WASHINGTON (BP)–In reaction to religious restrictions imposed by the Federal Communications Commission, the broadcasting company at issue in the case has announced it will refuse a noncommercial educational television license that had been granted by the FCC.
Meanwhile, the National Religious Broadcasters organization, in a letter to all members of Congress, has asked their help in reversing the FCC restrictions, which the NRB described as an unconstitutional suppression of religious speech.
In the NRB letter, dated Jan. 13, NRB President Brandt Gustavson told members of Congress: “If allowed to stand, this new ruling will likely force religious television stations across the country to modify their programming to satisfy the FCC’s new quota and restrictive definition.”
The FCC regulations, released Dec. 29, were approved in a 3-2 vote among FCC commissioners, the voting majority being appointees of President Clinton. According to the FCC, noncommercial television stations must devote 50 percent of their regularly scheduled air time to educational programs -excluding broadcasts “primarily devoted to religious exhortation, proselytizing or statements of personally-held religious views or beliefs” in that 50 percent. The only church service that would count, according to the FCC, is the funeral of a national leader.
NRB’s Gustavson told members of Congress in his letter that “the FCC’s discriminatory bias against religious educational and cultural expression is fundamentally at odds with this country’s founding principles. In particular, we believe that it represents a clear violation of the freedom of religious expression protected by the First Amendment.
“If you share our concerns over this matter, we encourage you to write the FCC Commissioners and urge them to immediately repeal this most unfortunate and ill-advised policy.”
In announcing it will refuse the FCC license, religious broadcaster Cornerstone Television’s president, Oleen Eagle, stated the new regulations “seriously jeopardized our ability to carry out our mission of broadcasting Christian educational programming.”
Eagle said in a statement, “Since our mission requires us to broadcast programming that involves Christian exhortation, evangelizing, statements of personally-held religious views and beliefs and church services, we could be threatened with loss of our primary means of carrying out our mission.”
The FCC action focused on an agreement that allowed PBS station WQED in Pittsburgh, Pa., to swap one of its two stations for Cornerstone TeleVision’s WPCB in Greensburg, Pa., in anticipation of that station’s sale to Paxson Communications.
“The financial benefits of the transaction with WQED would have been significant,” Eagle said, “but there is no benefit that would justify the sacrifice of religious freedom required by the new FCC standards.”

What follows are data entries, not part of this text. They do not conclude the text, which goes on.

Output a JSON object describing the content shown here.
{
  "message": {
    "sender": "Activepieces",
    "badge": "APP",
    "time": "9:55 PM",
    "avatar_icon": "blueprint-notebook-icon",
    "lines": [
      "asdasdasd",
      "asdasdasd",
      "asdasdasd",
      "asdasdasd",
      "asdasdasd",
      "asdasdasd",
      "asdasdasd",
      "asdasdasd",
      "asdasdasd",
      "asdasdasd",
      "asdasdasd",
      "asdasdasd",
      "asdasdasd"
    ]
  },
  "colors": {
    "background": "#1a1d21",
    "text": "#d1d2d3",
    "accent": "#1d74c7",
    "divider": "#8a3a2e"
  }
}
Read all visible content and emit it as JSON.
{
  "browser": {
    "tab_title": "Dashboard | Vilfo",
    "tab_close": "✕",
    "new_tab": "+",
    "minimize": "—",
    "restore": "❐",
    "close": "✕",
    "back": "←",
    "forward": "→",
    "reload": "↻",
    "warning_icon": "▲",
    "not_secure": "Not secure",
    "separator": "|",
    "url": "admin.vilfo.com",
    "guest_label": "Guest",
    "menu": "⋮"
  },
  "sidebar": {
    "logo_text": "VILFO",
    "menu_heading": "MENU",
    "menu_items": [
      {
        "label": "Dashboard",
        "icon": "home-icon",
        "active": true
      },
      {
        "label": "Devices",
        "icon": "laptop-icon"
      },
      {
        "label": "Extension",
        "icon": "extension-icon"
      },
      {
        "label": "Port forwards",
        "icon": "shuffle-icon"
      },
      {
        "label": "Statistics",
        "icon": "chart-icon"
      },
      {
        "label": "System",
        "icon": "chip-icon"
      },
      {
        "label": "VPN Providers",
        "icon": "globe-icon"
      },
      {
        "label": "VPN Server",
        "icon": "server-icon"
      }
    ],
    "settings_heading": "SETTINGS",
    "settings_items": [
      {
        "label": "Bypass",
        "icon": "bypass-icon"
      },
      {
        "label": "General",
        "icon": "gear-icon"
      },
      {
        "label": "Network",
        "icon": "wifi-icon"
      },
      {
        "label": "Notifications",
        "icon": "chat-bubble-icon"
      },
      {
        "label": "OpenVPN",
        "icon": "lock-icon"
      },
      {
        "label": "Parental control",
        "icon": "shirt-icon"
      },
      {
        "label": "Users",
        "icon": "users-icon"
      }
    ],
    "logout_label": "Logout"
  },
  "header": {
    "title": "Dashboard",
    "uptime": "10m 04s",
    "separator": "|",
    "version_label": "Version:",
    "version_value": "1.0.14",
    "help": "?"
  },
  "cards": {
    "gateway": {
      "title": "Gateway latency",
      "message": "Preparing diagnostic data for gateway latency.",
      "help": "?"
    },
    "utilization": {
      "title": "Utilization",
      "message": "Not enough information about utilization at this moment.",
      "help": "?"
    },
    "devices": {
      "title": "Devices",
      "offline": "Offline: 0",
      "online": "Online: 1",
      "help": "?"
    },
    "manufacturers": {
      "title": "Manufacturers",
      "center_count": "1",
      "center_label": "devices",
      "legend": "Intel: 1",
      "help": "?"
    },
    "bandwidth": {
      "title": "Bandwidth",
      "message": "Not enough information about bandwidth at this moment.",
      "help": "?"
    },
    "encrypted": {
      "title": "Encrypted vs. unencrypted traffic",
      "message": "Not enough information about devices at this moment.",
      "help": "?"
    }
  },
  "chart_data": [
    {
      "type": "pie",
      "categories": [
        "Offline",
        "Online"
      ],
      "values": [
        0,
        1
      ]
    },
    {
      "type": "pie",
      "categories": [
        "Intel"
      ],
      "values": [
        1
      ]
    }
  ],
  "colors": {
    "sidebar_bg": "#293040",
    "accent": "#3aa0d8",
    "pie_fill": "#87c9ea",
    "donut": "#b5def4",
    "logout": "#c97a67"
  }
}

Calling the guidelines “horrendous” and “vague and overbroad,” Eagle said that they “clearly violate the First Amendment to the United States Constitution by singling out religious programming for special scrutiny, regulating the content of religious speech and suppressing religious expression by prior restraint…. We regret that this simple license exchange transaction has become so politicized in Washington that it now has nationwide ramifications.”
Rep. Michael Oxley, R.-Ohio, and several other Republicans, including House Majority Leader Dick Armey, R.-Texas, and at least one Democrat have stated they will introduce a legislative remedy to the FCC’s action when Congress reconvenes Jan. 24. Oxley is vice chairman of the House Subcommittee on Telecommunications, Trade, and Consumer Protection.
FCC Chairman William Kennard, one of the three who voted for the religious restrictions, responded Jan. 12 in a letter to concerns about the regulations that had been noted by Oxley in an earlier letter.
“The NCE [noncommercial-educational] standards apply only when NCE certification is requested, and do not apply to most religious broadcasters,” Kennard wrote. “The Commission thus did not single out religious broadcasters, but rather clarified standards applicable to all NCE broadcasters,” Kennard continued.
“The Commission’s decision in this case therefore does not establish new rules, but simply clarifies long-standing FCC policy applicable to any broadcaster seeking to use an NCE-reserved channel,” Kennard wrote.
In response to Kennard’s letter, NRB spokesman Karl Stoll said, “So what if most religious broadcasters operate on commercial channels? Does that mean it’s acceptable to restrict religious speech when it only affects a small number? Any thinking person can see it is very obvious in the decision that the FCC established new rules and did indeed single out religious programming for new standards. To say otherwise is dishonest.”
According to the NRB, there are at least 15 religious TV stations currently licensed as noncommercial-educational. The 1,200-member organization will hold its 57th Annual Convention and Exposition in Anaheim, Calif., Feb. 5-8.
In addition to Kennard, FCC Commissioners Gloria Tristani and Susan Ness voted for the restrictions.
Constituents can contact their U.S. representatives and senators by calling the U.S. Capitol at (202) 224-3121 or by getting contact information via the Internet at www.house.gov and www.senate.gov.
The FCC’s telephone number at its consumer center is 1-888-225-5322; the agency’s address is 445 12th St. S.W., Washington, DC 20554; and the e-mail address of FCC chairman Kennard is [email protected]